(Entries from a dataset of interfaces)
■ ■ ■
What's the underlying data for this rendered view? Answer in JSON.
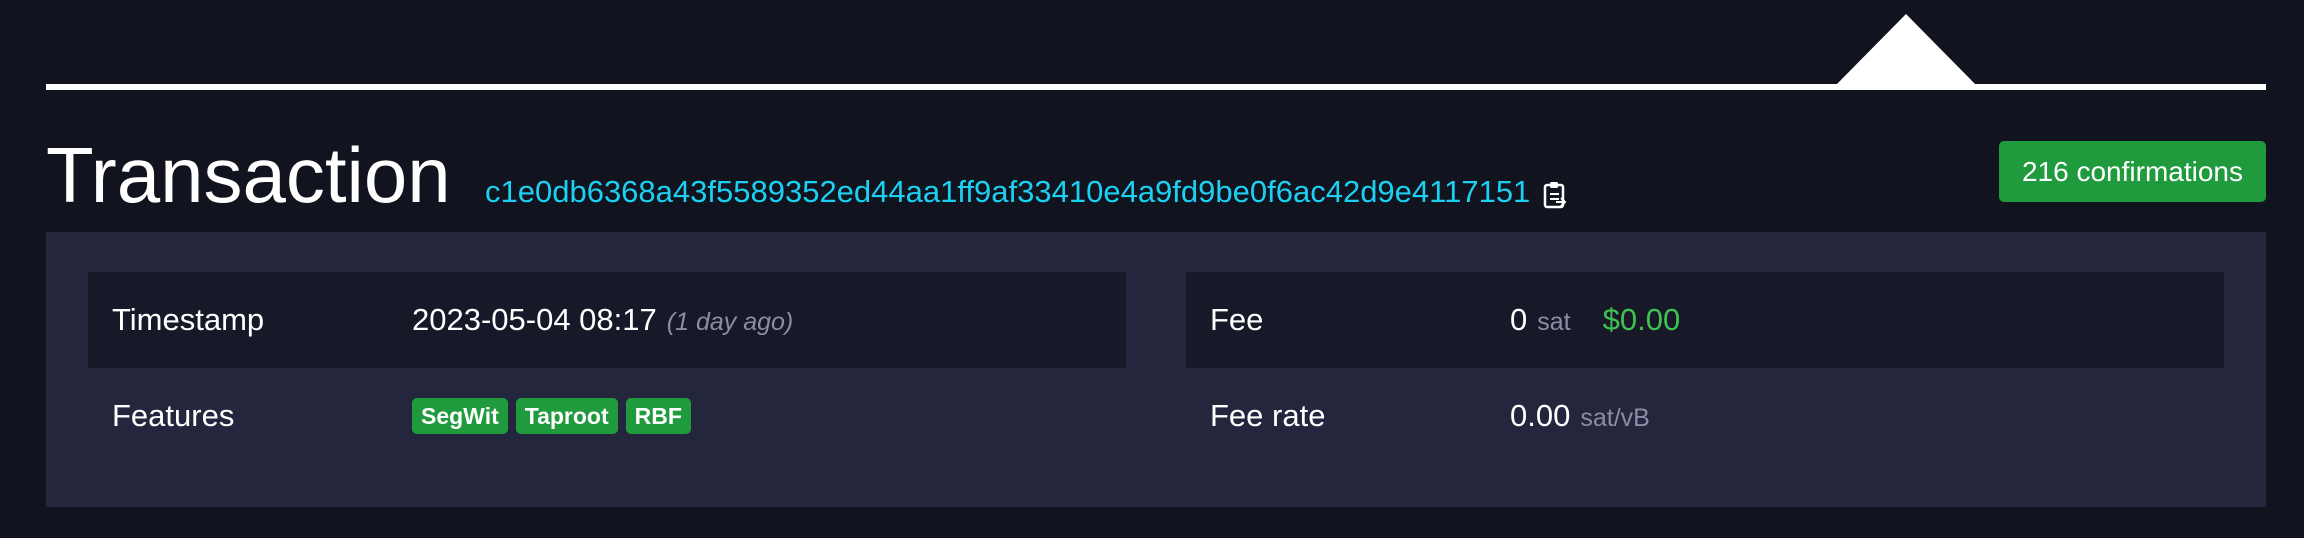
{
  "header": {
    "title": "Transaction",
    "txid": "c1e0db6368a43f5589352ed44aa1ff9af33410e4a9fd9be0f6ac42d9e4117151",
    "confirmations": "216 confirmations"
  },
  "details": {
    "timestamp_label": "Timestamp",
    "timestamp_value": "2023-05-04 08:17",
    "timestamp_relative": "(1 day ago)",
    "features_label": "Features",
    "features": [
      "SegWit",
      "Taproot",
      "RBF"
    ],
    "fee_label": "Fee",
    "fee_value": "0",
    "fee_unit": "sat",
    "fee_usd": "$0.00",
    "fee_rate_label": "Fee rate",
    "fee_rate_value": "0.00",
    "fee_rate_unit": "sat/vB"
  },
  "icons": {
    "copy": "clipboard-icon"
  },
  "colors": {
    "background": "#11131f",
    "panel": "#24263d",
    "txid": "#1bd0f0",
    "badge_green": "#1f9a3c",
    "usd_green": "#3fc24f"
  }
}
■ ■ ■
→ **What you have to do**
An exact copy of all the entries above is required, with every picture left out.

→ **Reply**
What's the underlying data for this rendered view? Answer in JSON.
{
  "header": {
    "title": "Transaction",
    "txid": "c1e0db6368a43f5589352ed44aa1ff9af33410e4a9fd9be0f6ac42d9e4117151",
    "confirmations": "216 confirmations"
  },
  "details": {
    "timestamp_label": "Timestamp",
    "timestamp_value": "2023-05-04 08:17",
    "timestamp_relative": "(1 day ago)",
    "features_label": "Features",
    "features": [
      "SegWit",
      "Taproot",
      "RBF"
    ],
    "fee_label": "Fee",
    "fee_value": "0",
    "fee_unit": "sat",
    "fee_usd": "$0.00",
    "fee_rate_label": "Fee rate",
    "fee_rate_value": "0.00",
    "fee_rate_unit": "sat/vB"
  },
  "icons": {
    "copy": "clipboard-icon"
  },
  "colors": {
    "background": "#11131f",
    "panel": "#24263d",
    "txid": "#1bd0f0",
    "badge_green": "#1f9a3c",
    "usd_green": "#3fc24f"
  }
}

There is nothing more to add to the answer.